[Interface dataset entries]

***

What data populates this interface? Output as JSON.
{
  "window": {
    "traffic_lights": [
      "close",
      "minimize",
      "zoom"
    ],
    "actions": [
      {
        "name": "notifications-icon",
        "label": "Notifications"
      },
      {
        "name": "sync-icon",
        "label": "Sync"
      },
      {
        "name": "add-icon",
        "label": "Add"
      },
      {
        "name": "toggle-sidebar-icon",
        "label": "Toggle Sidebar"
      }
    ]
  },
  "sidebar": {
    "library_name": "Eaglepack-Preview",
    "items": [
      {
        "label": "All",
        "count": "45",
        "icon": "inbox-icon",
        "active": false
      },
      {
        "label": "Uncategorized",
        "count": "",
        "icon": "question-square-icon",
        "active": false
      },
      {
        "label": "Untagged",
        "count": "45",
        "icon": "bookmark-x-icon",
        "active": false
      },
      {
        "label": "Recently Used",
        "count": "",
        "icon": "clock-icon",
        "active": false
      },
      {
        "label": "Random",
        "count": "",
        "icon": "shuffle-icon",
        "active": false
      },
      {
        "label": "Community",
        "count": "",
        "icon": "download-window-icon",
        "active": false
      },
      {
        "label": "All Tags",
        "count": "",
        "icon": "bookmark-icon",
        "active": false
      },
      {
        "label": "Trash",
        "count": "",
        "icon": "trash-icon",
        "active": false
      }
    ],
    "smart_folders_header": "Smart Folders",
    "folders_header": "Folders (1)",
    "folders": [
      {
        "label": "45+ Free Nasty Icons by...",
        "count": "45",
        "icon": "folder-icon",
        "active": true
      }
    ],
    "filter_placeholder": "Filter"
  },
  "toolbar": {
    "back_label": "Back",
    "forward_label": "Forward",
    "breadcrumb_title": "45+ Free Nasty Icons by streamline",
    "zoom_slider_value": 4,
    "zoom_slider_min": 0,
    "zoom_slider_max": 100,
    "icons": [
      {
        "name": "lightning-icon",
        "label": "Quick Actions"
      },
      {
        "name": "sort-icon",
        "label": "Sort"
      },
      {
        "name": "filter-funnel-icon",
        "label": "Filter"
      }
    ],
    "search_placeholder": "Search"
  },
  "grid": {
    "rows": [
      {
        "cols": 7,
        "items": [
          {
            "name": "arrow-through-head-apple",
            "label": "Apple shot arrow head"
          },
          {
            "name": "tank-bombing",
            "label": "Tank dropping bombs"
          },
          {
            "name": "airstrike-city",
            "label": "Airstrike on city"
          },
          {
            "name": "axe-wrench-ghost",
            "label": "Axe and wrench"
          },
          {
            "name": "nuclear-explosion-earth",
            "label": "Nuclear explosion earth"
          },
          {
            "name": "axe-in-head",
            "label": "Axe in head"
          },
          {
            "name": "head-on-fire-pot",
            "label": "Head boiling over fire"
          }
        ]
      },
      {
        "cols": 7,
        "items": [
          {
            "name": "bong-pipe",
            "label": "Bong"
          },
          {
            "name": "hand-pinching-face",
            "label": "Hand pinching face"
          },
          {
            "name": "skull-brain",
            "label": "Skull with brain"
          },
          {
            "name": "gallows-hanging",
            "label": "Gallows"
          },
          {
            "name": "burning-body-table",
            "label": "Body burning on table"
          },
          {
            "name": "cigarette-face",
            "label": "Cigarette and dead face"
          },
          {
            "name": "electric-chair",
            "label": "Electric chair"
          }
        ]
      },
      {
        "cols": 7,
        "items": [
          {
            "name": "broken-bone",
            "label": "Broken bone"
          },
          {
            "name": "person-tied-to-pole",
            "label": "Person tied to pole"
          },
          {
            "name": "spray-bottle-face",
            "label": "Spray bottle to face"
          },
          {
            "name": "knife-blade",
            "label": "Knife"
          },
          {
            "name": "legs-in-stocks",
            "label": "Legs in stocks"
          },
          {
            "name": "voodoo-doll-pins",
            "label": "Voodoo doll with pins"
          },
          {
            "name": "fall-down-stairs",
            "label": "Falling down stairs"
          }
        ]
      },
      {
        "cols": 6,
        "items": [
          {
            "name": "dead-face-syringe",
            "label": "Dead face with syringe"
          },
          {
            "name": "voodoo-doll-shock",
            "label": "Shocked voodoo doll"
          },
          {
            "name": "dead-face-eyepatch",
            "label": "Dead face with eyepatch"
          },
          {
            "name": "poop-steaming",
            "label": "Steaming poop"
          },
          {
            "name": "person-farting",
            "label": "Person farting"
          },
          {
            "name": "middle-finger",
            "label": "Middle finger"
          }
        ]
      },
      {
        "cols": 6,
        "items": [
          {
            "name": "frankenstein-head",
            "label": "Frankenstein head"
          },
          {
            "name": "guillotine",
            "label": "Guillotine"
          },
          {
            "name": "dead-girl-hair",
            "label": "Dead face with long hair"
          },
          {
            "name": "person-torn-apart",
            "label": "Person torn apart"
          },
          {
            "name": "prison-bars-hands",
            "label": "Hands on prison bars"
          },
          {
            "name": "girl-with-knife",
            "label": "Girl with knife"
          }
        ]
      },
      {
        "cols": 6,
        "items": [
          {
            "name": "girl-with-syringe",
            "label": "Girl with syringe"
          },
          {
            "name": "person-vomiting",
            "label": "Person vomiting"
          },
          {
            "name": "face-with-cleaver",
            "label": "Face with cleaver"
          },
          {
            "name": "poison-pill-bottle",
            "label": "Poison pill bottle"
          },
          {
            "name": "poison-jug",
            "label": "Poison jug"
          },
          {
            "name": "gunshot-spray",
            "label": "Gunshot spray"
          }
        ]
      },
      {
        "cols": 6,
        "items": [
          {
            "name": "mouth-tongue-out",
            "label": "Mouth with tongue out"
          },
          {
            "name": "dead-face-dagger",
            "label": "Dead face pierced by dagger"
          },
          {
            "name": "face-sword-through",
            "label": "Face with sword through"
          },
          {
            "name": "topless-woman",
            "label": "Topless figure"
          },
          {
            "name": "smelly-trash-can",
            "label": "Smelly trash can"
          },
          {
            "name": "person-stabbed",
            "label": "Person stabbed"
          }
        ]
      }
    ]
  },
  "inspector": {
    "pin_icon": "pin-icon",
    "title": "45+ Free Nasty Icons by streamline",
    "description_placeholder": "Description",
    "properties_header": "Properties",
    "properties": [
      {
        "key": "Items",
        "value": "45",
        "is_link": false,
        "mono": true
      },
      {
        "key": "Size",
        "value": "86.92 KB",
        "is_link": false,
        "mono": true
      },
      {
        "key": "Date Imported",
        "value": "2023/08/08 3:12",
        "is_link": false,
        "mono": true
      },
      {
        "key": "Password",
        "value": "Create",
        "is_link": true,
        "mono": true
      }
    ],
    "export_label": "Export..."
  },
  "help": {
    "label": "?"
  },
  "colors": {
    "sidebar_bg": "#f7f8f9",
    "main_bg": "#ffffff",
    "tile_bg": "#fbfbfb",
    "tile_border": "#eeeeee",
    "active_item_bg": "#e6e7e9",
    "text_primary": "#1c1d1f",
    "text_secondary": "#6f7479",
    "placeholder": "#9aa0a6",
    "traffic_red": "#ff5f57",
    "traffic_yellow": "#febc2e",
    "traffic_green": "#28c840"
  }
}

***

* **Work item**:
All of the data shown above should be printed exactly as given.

* **Result below**:
What data populates this interface? Output as JSON.
{
  "window": {
    "traffic_lights": [
      "close",
      "minimize",
      "zoom"
    ],
    "actions": [
      {
        "name": "notifications-icon",
        "label": "Notifications"
      },
      {
        "name": "sync-icon",
        "label": "Sync"
      },
      {
        "name": "add-icon",
        "label": "Add"
      },
      {
        "name": "toggle-sidebar-icon",
        "label": "Toggle Sidebar"
      }
    ]
  },
  "sidebar": {
    "library_name": "Eaglepack-Preview",
    "items": [
      {
        "label": "All",
        "count": "45",
        "icon": "inbox-icon",
        "active": false
      },
      {
        "label": "Uncategorized",
        "count": "",
        "icon": "question-square-icon",
        "active": false
      },
      {
        "label": "Untagged",
        "count": "45",
        "icon": "bookmark-x-icon",
        "active": false
      },
      {
        "label": "Recently Used",
        "count": "",
        "icon": "clock-icon",
        "active": false
      },
      {
        "label": "Random",
        "count": "",
        "icon": "shuffle-icon",
        "active": false
      },
      {
        "label": "Community",
        "count": "",
        "icon": "download-window-icon",
        "active": false
      },
      {
        "label": "All Tags",
        "count": "",
        "icon": "bookmark-icon",
        "active": false
      },
      {
        "label": "Trash",
        "count": "",
        "icon": "trash-icon",
        "active": false
      }
    ],
    "smart_folders_header": "Smart Folders",
    "folders_header": "Folders (1)",
    "folders": [
      {
        "label": "45+ Free Nasty Icons by...",
        "count": "45",
        "icon": "folder-icon",
        "active": true
      }
    ],
    "filter_placeholder": "Filter"
  },
  "toolbar": {
    "back_label": "Back",
    "forward_label": "Forward",
    "breadcrumb_title": "45+ Free Nasty Icons by streamline",
    "zoom_slider_value": 4,
    "zoom_slider_min": 0,
    "zoom_slider_max": 100,
    "icons": [
      {
        "name": "lightning-icon",
        "label": "Quick Actions"
      },
      {
        "name": "sort-icon",
        "label": "Sort"
      },
      {
        "name": "filter-funnel-icon",
        "label": "Filter"
      }
    ],
    "search_placeholder": "Search"
  },
  "grid": {
    "rows": [
      {
        "cols": 7,
        "items": [
          {
            "name": "arrow-through-head-apple",
            "label": "Apple shot arrow head"
          },
          {
            "name": "tank-bombing",
            "label": "Tank dropping bombs"
          },
          {
            "name": "airstrike-city",
            "label": "Airstrike on city"
          },
          {
            "name": "axe-wrench-ghost",
            "label": "Axe and wrench"
          },
          {
            "name": "nuclear-explosion-earth",
            "label": "Nuclear explosion earth"
          },
          {
            "name": "axe-in-head",
            "label": "Axe in head"
          },
          {
            "name": "head-on-fire-pot",
            "label": "Head boiling over fire"
          }
        ]
      },
      {
        "cols": 7,
        "items": [
          {
            "name": "bong-pipe",
            "label": "Bong"
          },
          {
            "name": "hand-pinching-face",
            "label": "Hand pinching face"
          },
          {
            "name": "skull-brain",
            "label": "Skull with brain"
          },
          {
            "name": "gallows-hanging",
            "label": "Gallows"
          },
          {
            "name": "burning-body-table",
            "label": "Body burning on table"
          },
          {
            "name": "cigarette-face",
            "label": "Cigarette and dead face"
          },
          {
            "name": "electric-chair",
            "label": "Electric chair"
          }
        ]
      },
      {
        "cols": 7,
        "items": [
          {
            "name": "broken-bone",
            "label": "Broken bone"
          },
          {
            "name": "person-tied-to-pole",
            "label": "Person tied to pole"
          },
          {
            "name": "spray-bottle-face",
            "label": "Spray bottle to face"
          },
          {
            "name": "knife-blade",
            "label": "Knife"
          },
          {
            "name": "legs-in-stocks",
            "label": "Legs in stocks"
          },
          {
            "name": "voodoo-doll-pins",
            "label": "Voodoo doll with pins"
          },
          {
            "name": "fall-down-stairs",
            "label": "Falling down stairs"
          }
        ]
      },
      {
        "cols": 6,
        "items": [
          {
            "name": "dead-face-syringe",
            "label": "Dead face with syringe"
          },
          {
            "name": "voodoo-doll-shock",
            "label": "Shocked voodoo doll"
          },
          {
            "name": "dead-face-eyepatch",
            "label": "Dead face with eyepatch"
          },
          {
            "name": "poop-steaming",
            "label": "Steaming poop"
          },
          {
            "name": "person-farting",
            "label": "Person farting"
          },
          {
            "name": "middle-finger",
            "label": "Middle finger"
          }
        ]
      },
      {
        "cols": 6,
        "items": [
          {
            "name": "frankenstein-head",
            "label": "Frankenstein head"
          },
          {
            "name": "guillotine",
            "label": "Guillotine"
          },
          {
            "name": "dead-girl-hair",
            "label": "Dead face with long hair"
          },
          {
            "name": "person-torn-apart",
            "label": "Person torn apart"
          },
          {
            "name": "prison-bars-hands",
            "label": "Hands on prison bars"
          },
          {
            "name": "girl-with-knife",
            "label": "Girl with knife"
          }
        ]
      },
      {
        "cols": 6,
        "items": [
          {
            "name": "girl-with-syringe",
            "label": "Girl with syringe"
          },
          {
            "name": "person-vomiting",
            "label": "Person vomiting"
          },
          {
            "name": "face-with-cleaver",
            "label": "Face with cleaver"
          },
          {
            "name": "poison-pill-bottle",
            "label": "Poison pill bottle"
          },
          {
            "name": "poison-jug",
            "label": "Poison jug"
          },
          {
            "name": "gunshot-spray",
            "label": "Gunshot spray"
          }
        ]
      },
      {
        "cols": 6,
        "items": [
          {
            "name": "mouth-tongue-out",
            "label": "Mouth with tongue out"
          },
          {
            "name": "dead-face-dagger",
            "label": "Dead face pierced by dagger"
          },
          {
            "name": "face-sword-through",
            "label": "Face with sword through"
          },
          {
            "name": "topless-woman",
            "label": "Topless figure"
          },
          {
            "name": "smelly-trash-can",
            "label": "Smelly trash can"
          },
          {
            "name": "person-stabbed",
            "label": "Person stabbed"
          }
        ]
      }
    ]
  },
  "inspector": {
    "pin_icon": "pin-icon",
    "title": "45+ Free Nasty Icons by streamline",
    "description_placeholder": "Description",
    "properties_header": "Properties",
    "properties": [
      {
        "key": "Items",
        "value": "45",
        "is_link": false,
        "mono": true
      },
      {
        "key": "Size",
        "value": "86.92 KB",
        "is_link": false,
        "mono": true
      },
      {
        "key": "Date Imported",
        "value": "2023/08/08 3:12",
        "is_link": false,
        "mono": true
      },
      {
        "key": "Password",
        "value": "Create",
        "is_link": true,
        "mono": true
      }
    ],
    "export_label": "Export..."
  },
  "help": {
    "label": "?"
  },
  "colors": {
    "sidebar_bg": "#f7f8f9",
    "main_bg": "#ffffff",
    "tile_bg": "#fbfbfb",
    "tile_border": "#eeeeee",
    "active_item_bg": "#e6e7e9",
    "text_primary": "#1c1d1f",
    "text_secondary": "#6f7479",
    "placeholder": "#9aa0a6",
    "traffic_red": "#ff5f57",
    "traffic_yellow": "#febc2e",
    "traffic_green": "#28c840"
  }
}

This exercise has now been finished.